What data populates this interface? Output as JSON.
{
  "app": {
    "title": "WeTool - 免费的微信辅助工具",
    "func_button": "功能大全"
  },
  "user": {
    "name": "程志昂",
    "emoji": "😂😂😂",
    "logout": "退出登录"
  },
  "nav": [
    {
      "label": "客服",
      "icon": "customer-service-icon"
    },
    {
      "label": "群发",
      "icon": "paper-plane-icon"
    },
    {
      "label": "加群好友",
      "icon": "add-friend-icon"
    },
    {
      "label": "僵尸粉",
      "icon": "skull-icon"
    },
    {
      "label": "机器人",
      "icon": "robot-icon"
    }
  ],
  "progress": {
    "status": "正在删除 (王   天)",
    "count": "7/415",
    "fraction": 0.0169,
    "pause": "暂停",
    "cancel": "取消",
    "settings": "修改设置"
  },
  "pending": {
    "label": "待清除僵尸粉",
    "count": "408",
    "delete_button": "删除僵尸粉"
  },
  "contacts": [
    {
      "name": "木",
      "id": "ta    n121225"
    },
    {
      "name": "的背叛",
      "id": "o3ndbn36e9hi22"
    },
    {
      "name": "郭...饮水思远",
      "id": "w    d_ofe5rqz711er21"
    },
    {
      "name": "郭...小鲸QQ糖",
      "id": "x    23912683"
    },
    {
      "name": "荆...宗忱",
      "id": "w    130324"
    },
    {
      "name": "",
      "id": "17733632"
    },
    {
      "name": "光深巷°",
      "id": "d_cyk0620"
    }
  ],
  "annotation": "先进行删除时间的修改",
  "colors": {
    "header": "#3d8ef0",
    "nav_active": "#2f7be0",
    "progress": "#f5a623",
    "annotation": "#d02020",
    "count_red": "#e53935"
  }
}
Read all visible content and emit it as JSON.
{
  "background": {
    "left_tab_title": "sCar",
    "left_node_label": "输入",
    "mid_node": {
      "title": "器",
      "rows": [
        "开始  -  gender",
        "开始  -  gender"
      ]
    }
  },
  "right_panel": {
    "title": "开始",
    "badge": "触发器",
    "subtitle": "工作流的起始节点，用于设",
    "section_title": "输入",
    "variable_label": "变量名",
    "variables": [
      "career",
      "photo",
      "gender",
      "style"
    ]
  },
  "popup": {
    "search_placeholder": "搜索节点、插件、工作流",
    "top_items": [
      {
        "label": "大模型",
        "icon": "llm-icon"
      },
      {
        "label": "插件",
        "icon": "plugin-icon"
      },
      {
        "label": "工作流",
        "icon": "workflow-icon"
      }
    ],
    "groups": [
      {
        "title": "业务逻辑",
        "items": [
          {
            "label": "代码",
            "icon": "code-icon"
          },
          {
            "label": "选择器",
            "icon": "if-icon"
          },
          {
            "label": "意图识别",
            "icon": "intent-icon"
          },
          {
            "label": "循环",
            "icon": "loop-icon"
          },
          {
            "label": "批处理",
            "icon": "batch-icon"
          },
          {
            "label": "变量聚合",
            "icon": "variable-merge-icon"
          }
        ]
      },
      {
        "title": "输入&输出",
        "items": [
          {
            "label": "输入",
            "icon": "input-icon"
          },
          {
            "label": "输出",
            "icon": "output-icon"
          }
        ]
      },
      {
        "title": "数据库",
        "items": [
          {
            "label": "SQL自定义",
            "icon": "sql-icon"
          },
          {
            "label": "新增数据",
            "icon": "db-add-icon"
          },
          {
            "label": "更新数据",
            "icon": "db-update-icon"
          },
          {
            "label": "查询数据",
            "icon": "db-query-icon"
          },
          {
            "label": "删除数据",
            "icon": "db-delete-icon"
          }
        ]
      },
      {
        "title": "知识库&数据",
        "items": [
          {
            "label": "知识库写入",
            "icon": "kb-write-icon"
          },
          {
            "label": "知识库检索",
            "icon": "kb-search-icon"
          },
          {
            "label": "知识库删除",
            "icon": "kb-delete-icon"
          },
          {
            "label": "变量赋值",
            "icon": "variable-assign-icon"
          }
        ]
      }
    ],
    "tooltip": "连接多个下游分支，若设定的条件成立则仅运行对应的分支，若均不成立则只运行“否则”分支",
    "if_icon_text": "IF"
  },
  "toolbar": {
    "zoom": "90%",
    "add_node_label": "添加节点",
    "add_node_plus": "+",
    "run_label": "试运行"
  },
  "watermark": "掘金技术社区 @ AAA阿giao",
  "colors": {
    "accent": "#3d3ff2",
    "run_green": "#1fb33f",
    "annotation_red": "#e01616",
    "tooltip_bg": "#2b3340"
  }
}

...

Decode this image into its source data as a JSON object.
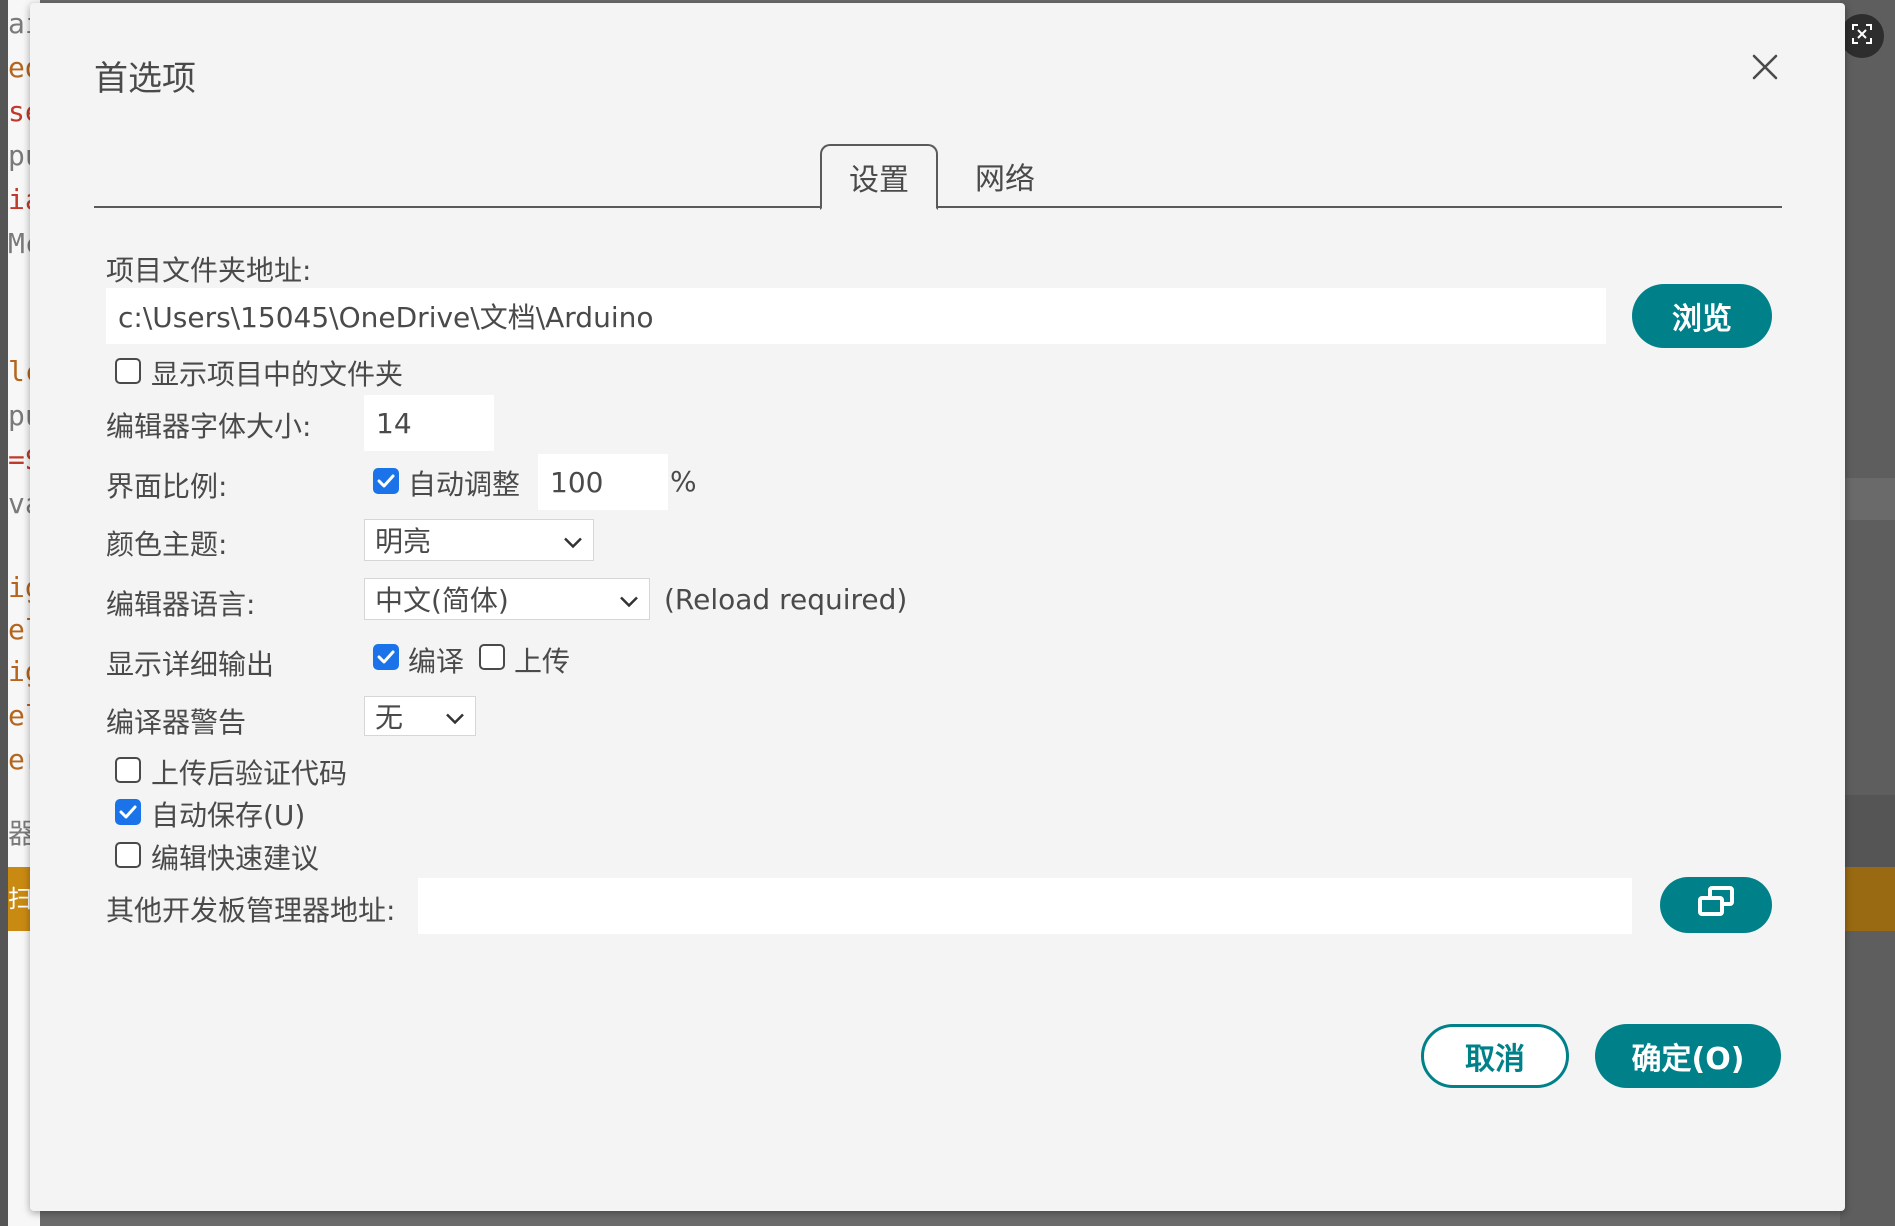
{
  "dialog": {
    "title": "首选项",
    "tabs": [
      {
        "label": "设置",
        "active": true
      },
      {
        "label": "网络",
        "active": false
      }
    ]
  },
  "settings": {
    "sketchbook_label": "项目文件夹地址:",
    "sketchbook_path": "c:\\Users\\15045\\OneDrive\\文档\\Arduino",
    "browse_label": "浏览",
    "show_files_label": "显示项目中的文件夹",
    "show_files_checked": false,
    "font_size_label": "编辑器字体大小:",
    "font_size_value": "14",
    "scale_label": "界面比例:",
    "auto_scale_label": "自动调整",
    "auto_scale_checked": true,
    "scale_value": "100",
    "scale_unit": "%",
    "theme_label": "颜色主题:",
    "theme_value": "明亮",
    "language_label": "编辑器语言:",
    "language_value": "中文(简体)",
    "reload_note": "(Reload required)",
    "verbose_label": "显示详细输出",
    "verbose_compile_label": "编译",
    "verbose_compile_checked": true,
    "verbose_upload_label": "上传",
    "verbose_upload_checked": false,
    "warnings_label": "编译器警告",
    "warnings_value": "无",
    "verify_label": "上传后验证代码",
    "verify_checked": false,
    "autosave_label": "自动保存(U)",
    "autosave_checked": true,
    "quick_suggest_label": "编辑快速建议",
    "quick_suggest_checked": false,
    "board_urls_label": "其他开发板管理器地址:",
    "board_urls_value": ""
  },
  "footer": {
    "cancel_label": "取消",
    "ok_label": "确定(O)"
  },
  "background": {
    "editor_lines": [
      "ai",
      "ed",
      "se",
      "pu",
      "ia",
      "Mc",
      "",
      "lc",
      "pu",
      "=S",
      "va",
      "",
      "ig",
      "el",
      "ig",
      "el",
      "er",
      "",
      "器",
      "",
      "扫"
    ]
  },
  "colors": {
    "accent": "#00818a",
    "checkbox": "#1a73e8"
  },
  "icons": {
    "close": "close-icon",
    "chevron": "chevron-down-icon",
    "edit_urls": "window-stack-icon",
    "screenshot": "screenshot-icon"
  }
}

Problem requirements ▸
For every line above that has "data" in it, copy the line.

Your solution ▸
What data populates this interface? Output as JSON.
Decode this image into its source data as a JSON object.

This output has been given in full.